Lonksi said he thought Mnuchin was exaggerating the effect on the stock market to increase pressure on Congress.
“There’s a political motivation to that statement,” he said of Mnuchin’s warning. “I don’t necessarily think you’re going to see a 10[%]-20% correction for the equity market in the event that tax reform dies.”
Jack Ablin, chief investment officer of BMO Private Bank in Chicago, said he believed that investors are putting the chances for major tax legislation at about 50% after it appeared to be dead in August.
“If corporate tax reform doesn’t get done, then why should the market go any further back than August when investors assumed it wasn’t going to get done,” he said. That would be about a 6% correction.
Mnuchin on Tuesday raised expectations for tax-cut legislation by giving his “absolute guarantee” that Congress would send a tax bill to Trump to sign by the end of the year. His statement came after Trump and Senate Majority Leader Mitch McConnell (R-Kent.) tried this week to downplay expectations of passage this year.
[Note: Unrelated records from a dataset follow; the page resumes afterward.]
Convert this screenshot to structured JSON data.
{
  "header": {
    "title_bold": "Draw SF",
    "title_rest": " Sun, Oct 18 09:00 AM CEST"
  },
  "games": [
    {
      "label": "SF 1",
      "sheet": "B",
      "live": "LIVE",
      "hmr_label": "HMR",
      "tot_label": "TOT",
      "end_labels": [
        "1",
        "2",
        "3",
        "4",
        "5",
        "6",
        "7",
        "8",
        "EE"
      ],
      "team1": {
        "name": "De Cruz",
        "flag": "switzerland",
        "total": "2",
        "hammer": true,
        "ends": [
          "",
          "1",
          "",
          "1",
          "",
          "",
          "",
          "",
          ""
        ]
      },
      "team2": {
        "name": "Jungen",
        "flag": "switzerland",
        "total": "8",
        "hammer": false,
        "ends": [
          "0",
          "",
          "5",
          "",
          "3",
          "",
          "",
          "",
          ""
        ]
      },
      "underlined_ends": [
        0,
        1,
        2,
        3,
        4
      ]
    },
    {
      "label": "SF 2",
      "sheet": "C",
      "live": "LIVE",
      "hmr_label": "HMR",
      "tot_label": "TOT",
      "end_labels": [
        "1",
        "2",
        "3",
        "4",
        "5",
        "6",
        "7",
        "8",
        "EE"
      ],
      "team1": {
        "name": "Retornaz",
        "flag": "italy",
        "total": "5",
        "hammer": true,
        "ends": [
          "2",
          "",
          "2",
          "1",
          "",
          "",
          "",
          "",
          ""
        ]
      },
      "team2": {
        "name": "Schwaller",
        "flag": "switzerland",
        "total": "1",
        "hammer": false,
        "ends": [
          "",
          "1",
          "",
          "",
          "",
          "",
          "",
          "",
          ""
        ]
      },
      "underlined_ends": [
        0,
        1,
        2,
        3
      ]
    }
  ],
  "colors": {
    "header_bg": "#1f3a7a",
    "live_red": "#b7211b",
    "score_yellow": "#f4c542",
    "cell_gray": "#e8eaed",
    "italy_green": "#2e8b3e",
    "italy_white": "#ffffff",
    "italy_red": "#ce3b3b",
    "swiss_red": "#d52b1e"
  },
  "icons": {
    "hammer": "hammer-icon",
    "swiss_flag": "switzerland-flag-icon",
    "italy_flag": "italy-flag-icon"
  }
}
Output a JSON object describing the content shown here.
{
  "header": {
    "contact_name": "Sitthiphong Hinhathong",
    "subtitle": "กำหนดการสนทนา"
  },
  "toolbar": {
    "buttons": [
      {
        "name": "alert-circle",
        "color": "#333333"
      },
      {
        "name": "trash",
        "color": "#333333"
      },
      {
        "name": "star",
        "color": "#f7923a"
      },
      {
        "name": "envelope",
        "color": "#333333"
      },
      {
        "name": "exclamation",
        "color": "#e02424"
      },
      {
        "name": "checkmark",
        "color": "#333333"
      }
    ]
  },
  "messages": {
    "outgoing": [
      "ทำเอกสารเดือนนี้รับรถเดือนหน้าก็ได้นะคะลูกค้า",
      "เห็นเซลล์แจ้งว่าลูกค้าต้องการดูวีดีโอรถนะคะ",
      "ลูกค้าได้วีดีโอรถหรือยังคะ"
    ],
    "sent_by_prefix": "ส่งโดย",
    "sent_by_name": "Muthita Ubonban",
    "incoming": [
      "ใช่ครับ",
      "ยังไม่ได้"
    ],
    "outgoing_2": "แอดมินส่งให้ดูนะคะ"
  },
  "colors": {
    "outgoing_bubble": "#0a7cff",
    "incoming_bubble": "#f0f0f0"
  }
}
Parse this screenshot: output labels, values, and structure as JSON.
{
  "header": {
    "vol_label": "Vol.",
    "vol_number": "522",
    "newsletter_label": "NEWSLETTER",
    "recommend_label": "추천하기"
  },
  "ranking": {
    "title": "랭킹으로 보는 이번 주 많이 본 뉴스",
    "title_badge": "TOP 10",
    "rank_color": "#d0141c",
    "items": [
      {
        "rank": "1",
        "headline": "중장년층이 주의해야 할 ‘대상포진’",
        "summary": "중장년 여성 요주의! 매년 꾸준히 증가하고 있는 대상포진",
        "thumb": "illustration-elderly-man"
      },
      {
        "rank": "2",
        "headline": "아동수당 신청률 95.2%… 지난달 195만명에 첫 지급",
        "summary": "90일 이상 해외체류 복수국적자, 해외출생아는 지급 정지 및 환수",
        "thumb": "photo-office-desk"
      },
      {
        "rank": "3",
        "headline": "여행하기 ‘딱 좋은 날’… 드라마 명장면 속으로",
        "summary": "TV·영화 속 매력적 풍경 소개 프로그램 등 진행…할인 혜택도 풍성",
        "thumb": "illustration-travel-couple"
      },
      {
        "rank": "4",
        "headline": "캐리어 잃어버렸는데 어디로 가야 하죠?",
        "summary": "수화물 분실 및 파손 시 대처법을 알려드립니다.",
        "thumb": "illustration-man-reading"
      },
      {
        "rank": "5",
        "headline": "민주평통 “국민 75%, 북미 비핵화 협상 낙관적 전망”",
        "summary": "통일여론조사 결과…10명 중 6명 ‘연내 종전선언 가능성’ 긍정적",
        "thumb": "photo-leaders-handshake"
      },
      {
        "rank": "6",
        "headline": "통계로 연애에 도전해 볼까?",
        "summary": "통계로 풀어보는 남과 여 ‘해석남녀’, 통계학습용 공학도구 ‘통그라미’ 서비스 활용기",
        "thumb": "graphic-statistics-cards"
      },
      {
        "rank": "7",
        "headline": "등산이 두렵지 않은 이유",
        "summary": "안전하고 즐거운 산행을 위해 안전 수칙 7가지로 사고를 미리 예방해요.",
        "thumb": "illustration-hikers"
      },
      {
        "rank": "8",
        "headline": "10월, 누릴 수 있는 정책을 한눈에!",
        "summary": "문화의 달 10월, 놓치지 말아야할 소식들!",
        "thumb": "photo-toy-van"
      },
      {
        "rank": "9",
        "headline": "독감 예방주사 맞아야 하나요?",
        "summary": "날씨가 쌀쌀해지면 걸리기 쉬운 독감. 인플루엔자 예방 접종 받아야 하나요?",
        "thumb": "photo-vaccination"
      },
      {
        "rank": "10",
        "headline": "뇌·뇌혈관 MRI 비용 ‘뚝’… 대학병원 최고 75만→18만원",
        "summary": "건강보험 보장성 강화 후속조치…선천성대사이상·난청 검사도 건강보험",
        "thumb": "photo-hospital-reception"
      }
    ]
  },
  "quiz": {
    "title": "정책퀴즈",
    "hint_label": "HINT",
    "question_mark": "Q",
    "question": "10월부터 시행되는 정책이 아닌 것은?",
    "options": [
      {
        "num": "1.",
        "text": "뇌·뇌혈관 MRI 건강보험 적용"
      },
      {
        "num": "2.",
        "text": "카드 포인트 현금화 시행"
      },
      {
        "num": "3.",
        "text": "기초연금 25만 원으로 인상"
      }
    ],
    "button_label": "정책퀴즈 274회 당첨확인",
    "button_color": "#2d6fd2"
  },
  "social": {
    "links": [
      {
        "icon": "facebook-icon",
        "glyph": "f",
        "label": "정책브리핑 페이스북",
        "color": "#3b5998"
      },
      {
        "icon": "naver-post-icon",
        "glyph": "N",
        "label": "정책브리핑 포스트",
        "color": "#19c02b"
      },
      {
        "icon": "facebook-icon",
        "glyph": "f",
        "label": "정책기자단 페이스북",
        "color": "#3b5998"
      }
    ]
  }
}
Ablin said he thought Mnuchin’s comments were made because he realizes his job could be on the line if a tax overhaul isn’t enacted. Mnuchin is leading the Trump administration’s tax overhaul efforts with Gary Cohn, the top White House economic advisor.
In February, Mnuchin said the administration wanted to get a tax overhaul enacted by Congress’ August recess.
Valliere said Mnuchin showed his inexperience in making the guarantee.
“Whether we get it on Dec. 20 or we get it on March 20 is not that crucial for the markets. The markets just want to be assured this thing is progressing,” he said. “I’m a believer that it’s better to set low expectations than to try to meet high expectations.”